To get access to research-quality cannabis, scholars have go through a long and bureaucratic process that must be approved by the Department of Health and Human Services. You know, the department run by Mr. “No such thing as medical marijuana.”
The cannabis that comes from Ole Miss might be the only legal source for scholars, but there’s a good chance it’s not great quality. First, it’s all dried flower, so researchers looking for fresh cannabis are out of luck. That severely limits the research options.
The strains grown and harvested in the confines of the Mississippi center also limit cannabis research. Cannabis grows in varied climates. It develops differently depending on where and how it’s cultivated. So no matter how well-meaning and knowledgeable the folks in Ole Miss are, they are physically unable to provide the diversity of cannabis that thorough research demands.
In a stroke of luck or governmental oversight, however, that long-standing rule may soon topple.
The Next Generation
The University of California San Diego recently made history by getting around the restricted US cannabis supply. They received medical-grade, research-quality cannabis directly from Canada. The university was able to buy capsules of THC and CBD, the active ingredients in cannabis, from Canada thanks to permission from the Drug Enforcement Agency. Effectively, they dodged HHS and went a different path to bypass the NIDA and Alex Azar altogether. Of course, the process wasn’t easy — it reportedly took two years. But it’s a coup for academic research into medical cannabis.

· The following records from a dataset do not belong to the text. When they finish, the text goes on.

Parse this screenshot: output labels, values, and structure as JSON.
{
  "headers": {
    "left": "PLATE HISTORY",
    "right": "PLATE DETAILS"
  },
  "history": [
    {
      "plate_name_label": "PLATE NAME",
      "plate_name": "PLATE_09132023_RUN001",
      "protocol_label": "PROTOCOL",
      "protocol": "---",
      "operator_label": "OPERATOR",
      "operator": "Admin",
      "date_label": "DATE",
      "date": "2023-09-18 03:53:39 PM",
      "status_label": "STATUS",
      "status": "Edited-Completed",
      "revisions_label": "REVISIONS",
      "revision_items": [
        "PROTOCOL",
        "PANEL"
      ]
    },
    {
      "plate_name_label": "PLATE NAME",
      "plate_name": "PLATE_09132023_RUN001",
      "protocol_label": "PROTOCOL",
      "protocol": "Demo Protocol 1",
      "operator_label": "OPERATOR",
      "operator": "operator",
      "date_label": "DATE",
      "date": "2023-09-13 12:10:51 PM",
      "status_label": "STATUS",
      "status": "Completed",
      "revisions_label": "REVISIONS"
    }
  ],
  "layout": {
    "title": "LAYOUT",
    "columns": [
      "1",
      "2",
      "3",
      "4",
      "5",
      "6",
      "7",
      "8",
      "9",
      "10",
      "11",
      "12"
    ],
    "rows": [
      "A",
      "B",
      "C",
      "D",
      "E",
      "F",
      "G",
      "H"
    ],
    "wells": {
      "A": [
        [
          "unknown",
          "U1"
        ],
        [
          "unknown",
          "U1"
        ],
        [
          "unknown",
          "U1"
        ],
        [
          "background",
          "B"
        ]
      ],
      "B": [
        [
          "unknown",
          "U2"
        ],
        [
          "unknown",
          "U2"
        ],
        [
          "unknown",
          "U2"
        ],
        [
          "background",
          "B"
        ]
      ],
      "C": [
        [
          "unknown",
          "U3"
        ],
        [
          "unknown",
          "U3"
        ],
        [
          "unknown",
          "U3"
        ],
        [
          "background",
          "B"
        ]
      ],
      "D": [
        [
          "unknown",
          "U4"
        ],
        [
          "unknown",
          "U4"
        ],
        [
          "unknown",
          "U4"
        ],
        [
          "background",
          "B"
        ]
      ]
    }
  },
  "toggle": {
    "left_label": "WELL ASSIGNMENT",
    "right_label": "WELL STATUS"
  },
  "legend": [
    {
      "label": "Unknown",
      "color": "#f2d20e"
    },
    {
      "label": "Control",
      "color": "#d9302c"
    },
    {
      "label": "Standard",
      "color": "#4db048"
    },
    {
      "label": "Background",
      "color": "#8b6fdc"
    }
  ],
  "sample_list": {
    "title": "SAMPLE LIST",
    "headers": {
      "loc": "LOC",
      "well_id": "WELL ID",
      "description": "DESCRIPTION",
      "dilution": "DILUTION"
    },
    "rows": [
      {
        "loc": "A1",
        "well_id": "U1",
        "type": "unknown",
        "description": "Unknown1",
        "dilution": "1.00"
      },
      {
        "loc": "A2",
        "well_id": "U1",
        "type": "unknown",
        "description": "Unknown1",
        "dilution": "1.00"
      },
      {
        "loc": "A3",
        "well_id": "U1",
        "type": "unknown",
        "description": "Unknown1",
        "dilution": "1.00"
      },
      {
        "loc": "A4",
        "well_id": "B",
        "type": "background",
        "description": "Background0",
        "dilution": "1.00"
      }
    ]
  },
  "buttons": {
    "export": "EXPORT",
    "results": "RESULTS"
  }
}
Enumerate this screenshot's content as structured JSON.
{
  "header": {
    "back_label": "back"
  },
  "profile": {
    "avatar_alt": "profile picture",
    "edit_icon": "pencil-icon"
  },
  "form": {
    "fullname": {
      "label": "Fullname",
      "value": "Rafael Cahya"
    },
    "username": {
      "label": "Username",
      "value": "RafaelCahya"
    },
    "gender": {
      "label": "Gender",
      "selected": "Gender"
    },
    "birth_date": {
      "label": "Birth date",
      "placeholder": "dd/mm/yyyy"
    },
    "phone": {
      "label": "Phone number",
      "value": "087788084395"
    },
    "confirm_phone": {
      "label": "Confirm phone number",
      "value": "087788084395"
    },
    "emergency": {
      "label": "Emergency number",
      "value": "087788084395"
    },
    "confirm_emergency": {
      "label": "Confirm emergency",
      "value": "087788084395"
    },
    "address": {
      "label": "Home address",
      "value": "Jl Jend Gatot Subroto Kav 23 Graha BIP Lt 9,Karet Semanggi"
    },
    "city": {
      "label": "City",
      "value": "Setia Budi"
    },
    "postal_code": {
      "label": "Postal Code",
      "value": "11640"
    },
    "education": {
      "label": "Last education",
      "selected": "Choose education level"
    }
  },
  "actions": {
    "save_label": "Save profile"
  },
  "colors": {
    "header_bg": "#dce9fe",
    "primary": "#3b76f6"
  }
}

The next step will be to find further loopholes in order to skirt the bad-faith actors. Science has allowed us to live longer, healthier lives but it’s under attack. Instead of losing our faith in the process that has delivered humans to the moon and created the internet, it’s time to fight in favor of good science and against the demagogues who would rather make money than discoveries.